It was an ugly series of earnings releases for major department stores last week. First quarter revenue for Nordstrom, Inc. (JWN), Kohl’s Corporation (KSS), Macy’s, Inc. (M), and J.C. Penney Company Inc (JCP) fell a combined average of 2.6% against the year-ago quarter.
Although actual earnings per share performances were mixed, with Macy’s and JCP each beating their consensus targets, the underlining message was hard to ignore.
Consumers simply don’t have an appetite for department stores as they once did. Is this purely the rise of Amazon.com, Inc. (AMZN), or is there something more at play?

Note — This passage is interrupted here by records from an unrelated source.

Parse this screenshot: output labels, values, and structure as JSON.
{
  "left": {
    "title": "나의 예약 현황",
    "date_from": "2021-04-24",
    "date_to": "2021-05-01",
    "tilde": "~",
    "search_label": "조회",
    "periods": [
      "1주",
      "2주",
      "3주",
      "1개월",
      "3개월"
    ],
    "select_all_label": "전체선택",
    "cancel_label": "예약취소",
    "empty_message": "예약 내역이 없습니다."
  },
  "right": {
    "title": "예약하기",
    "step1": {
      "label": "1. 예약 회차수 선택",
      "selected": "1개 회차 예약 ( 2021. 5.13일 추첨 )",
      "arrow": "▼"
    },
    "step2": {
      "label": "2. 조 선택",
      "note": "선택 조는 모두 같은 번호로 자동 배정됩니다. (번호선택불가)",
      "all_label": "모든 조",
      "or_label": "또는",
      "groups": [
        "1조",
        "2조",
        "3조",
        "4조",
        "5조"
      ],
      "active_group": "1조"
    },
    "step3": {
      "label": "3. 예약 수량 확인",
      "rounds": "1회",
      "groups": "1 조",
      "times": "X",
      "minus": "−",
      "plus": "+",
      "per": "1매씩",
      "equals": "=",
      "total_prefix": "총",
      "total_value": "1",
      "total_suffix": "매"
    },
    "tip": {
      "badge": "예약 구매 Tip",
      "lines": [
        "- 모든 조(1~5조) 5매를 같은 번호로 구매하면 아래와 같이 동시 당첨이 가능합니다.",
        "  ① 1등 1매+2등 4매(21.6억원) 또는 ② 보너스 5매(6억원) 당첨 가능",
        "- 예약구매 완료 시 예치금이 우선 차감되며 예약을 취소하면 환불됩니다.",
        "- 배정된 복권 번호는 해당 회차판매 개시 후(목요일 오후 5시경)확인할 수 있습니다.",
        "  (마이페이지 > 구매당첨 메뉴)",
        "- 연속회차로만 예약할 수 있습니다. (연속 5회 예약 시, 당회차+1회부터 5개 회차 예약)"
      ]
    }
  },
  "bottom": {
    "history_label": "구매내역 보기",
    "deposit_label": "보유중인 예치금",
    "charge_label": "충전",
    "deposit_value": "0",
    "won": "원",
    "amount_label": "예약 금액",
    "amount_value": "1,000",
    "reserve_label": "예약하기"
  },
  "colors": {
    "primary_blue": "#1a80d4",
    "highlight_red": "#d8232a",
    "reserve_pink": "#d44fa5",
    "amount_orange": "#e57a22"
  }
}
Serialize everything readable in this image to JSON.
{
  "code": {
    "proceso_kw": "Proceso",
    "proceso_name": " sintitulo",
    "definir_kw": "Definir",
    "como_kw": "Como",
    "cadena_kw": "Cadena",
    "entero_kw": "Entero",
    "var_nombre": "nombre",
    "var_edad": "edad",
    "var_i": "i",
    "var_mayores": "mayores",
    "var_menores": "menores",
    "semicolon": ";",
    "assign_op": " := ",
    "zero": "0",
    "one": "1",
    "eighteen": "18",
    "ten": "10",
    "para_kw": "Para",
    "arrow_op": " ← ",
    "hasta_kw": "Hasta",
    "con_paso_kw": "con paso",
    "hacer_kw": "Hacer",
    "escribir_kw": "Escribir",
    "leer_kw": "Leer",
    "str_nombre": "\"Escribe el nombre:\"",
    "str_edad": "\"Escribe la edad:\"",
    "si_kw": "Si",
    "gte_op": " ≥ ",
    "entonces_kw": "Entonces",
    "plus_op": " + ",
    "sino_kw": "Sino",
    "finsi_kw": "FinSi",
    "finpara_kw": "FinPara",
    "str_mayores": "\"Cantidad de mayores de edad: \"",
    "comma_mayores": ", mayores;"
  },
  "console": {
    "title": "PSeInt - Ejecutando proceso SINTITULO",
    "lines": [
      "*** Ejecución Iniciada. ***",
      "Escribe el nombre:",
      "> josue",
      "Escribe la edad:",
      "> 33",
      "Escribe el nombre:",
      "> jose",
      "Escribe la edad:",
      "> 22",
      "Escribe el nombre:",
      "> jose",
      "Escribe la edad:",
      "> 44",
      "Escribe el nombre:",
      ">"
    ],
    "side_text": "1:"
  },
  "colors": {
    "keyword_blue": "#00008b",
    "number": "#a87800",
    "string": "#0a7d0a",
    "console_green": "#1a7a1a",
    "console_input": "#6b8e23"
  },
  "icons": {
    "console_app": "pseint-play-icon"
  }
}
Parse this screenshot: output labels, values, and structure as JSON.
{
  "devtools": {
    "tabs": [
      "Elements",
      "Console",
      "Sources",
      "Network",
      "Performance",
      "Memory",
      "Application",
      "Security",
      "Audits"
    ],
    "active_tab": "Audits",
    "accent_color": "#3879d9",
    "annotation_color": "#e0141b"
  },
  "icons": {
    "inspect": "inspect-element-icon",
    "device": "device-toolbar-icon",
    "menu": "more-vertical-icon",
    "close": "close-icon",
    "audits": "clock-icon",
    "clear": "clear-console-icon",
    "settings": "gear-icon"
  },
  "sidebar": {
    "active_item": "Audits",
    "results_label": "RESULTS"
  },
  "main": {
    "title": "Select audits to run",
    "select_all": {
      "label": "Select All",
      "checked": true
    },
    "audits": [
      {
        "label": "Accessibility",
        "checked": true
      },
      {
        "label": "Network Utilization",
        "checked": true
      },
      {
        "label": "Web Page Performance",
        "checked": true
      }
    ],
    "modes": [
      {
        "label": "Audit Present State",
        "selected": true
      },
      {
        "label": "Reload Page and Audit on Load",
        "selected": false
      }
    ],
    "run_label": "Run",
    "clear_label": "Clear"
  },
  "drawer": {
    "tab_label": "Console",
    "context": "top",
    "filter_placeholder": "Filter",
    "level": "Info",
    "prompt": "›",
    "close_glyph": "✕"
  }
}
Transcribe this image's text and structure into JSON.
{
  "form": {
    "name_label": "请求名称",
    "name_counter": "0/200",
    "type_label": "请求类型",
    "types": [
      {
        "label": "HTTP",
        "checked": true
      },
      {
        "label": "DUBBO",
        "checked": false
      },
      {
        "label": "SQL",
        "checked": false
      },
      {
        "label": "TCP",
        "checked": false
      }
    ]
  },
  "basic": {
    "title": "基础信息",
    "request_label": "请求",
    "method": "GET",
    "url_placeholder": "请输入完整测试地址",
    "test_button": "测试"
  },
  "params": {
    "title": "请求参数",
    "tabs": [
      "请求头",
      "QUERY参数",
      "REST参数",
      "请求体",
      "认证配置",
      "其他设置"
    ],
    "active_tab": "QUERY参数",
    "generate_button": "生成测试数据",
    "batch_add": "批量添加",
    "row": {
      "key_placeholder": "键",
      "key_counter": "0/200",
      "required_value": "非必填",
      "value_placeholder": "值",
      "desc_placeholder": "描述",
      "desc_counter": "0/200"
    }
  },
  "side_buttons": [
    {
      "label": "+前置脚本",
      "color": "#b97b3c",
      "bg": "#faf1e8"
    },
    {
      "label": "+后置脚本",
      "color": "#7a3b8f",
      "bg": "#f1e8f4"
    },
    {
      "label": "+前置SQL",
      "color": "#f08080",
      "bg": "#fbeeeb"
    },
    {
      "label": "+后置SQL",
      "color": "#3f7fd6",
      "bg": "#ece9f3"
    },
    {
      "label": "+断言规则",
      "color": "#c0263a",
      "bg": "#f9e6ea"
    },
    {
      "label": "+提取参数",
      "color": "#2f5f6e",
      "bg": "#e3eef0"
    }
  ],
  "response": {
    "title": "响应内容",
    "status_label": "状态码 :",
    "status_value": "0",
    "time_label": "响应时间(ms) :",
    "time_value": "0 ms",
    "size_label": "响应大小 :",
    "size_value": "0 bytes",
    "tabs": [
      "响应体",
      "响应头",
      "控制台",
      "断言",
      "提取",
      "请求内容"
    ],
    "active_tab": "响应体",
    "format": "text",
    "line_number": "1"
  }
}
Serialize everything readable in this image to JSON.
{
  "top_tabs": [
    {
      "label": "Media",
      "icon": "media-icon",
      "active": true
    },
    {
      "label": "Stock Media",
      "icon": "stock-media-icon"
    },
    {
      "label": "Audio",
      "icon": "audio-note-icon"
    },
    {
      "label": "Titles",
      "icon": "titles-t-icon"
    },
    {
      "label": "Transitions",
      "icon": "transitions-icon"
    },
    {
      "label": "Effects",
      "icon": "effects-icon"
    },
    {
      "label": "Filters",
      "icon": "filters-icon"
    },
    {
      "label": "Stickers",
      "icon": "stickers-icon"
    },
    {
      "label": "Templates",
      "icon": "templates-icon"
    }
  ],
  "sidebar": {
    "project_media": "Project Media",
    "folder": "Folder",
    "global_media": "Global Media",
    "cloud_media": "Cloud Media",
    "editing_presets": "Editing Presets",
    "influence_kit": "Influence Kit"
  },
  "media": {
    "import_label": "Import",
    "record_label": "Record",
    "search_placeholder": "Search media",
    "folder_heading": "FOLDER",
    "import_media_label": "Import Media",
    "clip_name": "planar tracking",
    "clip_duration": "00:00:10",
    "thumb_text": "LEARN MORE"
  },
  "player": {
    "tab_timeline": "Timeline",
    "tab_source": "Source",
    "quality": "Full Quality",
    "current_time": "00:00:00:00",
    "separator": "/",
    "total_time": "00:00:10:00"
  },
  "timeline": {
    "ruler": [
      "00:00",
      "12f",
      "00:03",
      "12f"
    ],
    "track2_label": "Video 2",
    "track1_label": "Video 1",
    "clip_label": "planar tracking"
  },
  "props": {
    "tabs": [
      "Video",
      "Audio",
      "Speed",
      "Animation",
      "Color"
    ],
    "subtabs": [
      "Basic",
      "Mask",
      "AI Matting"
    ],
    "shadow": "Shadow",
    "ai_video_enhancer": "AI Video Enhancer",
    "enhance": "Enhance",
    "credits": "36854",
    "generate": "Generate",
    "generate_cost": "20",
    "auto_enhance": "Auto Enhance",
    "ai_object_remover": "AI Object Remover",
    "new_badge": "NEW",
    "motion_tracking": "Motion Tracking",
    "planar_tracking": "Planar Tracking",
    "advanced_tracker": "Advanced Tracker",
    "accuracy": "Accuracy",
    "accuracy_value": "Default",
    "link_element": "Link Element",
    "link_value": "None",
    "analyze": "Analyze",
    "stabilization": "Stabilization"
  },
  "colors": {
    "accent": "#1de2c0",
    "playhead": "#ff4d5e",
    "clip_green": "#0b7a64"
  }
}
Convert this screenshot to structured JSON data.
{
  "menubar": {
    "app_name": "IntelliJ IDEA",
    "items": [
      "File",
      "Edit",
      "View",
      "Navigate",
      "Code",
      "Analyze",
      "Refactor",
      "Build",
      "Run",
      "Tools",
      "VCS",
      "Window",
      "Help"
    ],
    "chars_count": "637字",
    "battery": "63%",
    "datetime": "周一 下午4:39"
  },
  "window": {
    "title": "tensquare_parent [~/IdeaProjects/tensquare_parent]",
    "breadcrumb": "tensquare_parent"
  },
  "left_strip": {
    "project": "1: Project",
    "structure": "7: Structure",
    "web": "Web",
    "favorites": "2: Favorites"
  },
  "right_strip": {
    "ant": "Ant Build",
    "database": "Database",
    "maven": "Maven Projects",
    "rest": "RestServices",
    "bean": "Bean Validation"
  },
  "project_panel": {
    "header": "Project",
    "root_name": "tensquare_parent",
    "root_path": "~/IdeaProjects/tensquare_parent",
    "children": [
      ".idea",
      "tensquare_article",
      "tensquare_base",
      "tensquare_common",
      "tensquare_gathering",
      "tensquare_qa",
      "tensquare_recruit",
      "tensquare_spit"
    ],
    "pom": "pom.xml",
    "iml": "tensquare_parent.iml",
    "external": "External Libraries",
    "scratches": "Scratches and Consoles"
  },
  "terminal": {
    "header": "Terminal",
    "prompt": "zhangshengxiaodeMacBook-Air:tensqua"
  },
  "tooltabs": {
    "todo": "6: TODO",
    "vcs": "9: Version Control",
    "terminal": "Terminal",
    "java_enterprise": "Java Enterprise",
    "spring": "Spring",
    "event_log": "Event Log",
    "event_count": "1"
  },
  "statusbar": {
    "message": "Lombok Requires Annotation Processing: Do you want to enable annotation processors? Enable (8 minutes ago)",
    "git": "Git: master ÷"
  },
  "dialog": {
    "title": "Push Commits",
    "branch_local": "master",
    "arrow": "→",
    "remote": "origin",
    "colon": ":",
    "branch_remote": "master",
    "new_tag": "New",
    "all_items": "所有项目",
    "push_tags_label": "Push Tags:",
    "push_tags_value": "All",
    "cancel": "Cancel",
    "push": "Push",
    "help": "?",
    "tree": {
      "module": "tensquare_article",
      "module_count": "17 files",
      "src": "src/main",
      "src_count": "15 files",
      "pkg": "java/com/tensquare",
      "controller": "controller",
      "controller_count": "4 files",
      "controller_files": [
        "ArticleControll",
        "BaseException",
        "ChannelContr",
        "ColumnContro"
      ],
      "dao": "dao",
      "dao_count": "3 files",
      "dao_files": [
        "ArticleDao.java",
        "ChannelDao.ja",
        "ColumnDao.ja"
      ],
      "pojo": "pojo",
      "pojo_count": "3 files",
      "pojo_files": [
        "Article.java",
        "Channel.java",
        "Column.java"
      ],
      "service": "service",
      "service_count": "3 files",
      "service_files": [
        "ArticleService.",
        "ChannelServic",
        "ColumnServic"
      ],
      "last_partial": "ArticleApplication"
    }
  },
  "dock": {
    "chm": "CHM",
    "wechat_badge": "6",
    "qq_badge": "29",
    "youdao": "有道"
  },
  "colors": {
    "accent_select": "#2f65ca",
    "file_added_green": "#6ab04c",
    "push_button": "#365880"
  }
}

Of course, it’s easy to point fingers at Amazon — mostly because it’s true.
Since sparking the initial wave of the e-commerce revolution, AMZN and its ilk have been unstoppable. Online purchases account for more than 6% of all retail sales in the U.S., and that percentage is virtually guaranteed to increase.
There’s simply no beating the convenience of doing all of your shopping right at home. This was particularly true when national gasoline prices were blowing the rooftop. But even without that tailwind, Amazon has continued to challenge department stores at every turn.
It’s really all in the numbers. Ten years ago, annual sales at the four department stores, plus Amazon, totaled $66.1 billion, with Kohl’s, Macy’s and JCP claiming 76% of market share. However, by the end of 2009, AMZN sales accounted for the majority against the department stores.
Last year, combined sales tallied up more than $180 billion. The difference maker? AMZN brought in over $107 billion in sales, or a whopping 59% of market share. If U.S. retail was the Republican Primary, AMZN is Donald Trump.
But before we jump to the obvious conclusion, consider this: between 2006 and 2013, market share for Amazon jumped 289%. However, since 2013, AMZN has only increased its footprint by 16%. This is nothing to scoff at, but it’s a far cry from earlier gains.
Further, it points to a readjustment in strategy among department stores to arrest the stunning rise of AMZN. So far, battered department stores have avoided the critical knockout punch from Amazon, but sales still lag.
What Else Is Killing Department Stores?
Strangely enough, what’s killing department stores recently may have less to do with e-commerce and more to do with “skinny jeans.”
Deutsche Bank analysts have noted that while sales of colored denim apparel have gained 4.5% in 2012, enthusiasm has since tapered down to a range between 1% to 1.6%. In other words, without a compelling reason to buy new clothes — outside the need for replacement — many consumers are simply holding off.
But it’s not just fashion designers that are to blame for lackluster sales at department stores. Brick-and-mortar stores, like Ross Stores, Inc. (ROST) and TJX Companies Inc (TJX), are hitting department stores where it hurts the most — their profit margins.
As off-price retailers, ROST and TJX deliver many of the same goods as their more illustrious competitors, but at reasonable prices. And with fashion apparently stagnating, the incentive to buy apparel at premium markups is simply non-existent.
Again, the numbers speak for themselves.
In 2006, sales of the three major department stores combined with ROST and TJX totaled $94 billion.
Of that amount, department stores took nearly 76% of market share.
Today, that footprint has dropped to 63%. ROST and TJX, on the other hand, have seen their market share increase by 51%. At the current rate, the two off-price retailers will collectively overtake major department stores inside ten years.
Although that forecast sounds slow compared to the meteoric rise of AMZN, off-price retailers might end up hammering the final nail in the coffin.
Department stores can directly compete with Amazon by improving their e-commerce channels. It’s a much harder proposition against stores selling similar goods, but at everyday low prices.
The sharp reduction in foot traffic at department stores suggests that consumers are finding their shopping needs wholly satisfied at discount outlets. Therefore, traditional retailers must cut back, or risk the ire of already panicky shareholders.
There is zero doubt that Amazon has gutted the future prospects of department stores. AMZN has completely changed the retail market, and there is simply no going back. At the same time, AMZN is a big cog in an even bigger gear.
While department stores are busy addressing the top-line threat of e-commerce, off-price retailers are steadily poking at their margins.
Fashion trends being stagnant, discount outlets are functionally offering identical products at steep markdowns, and that is what may ultimately send department stores to the abyss.
As of this writing, Josh Enomoto did not hold a position in any of the aforementioned securities.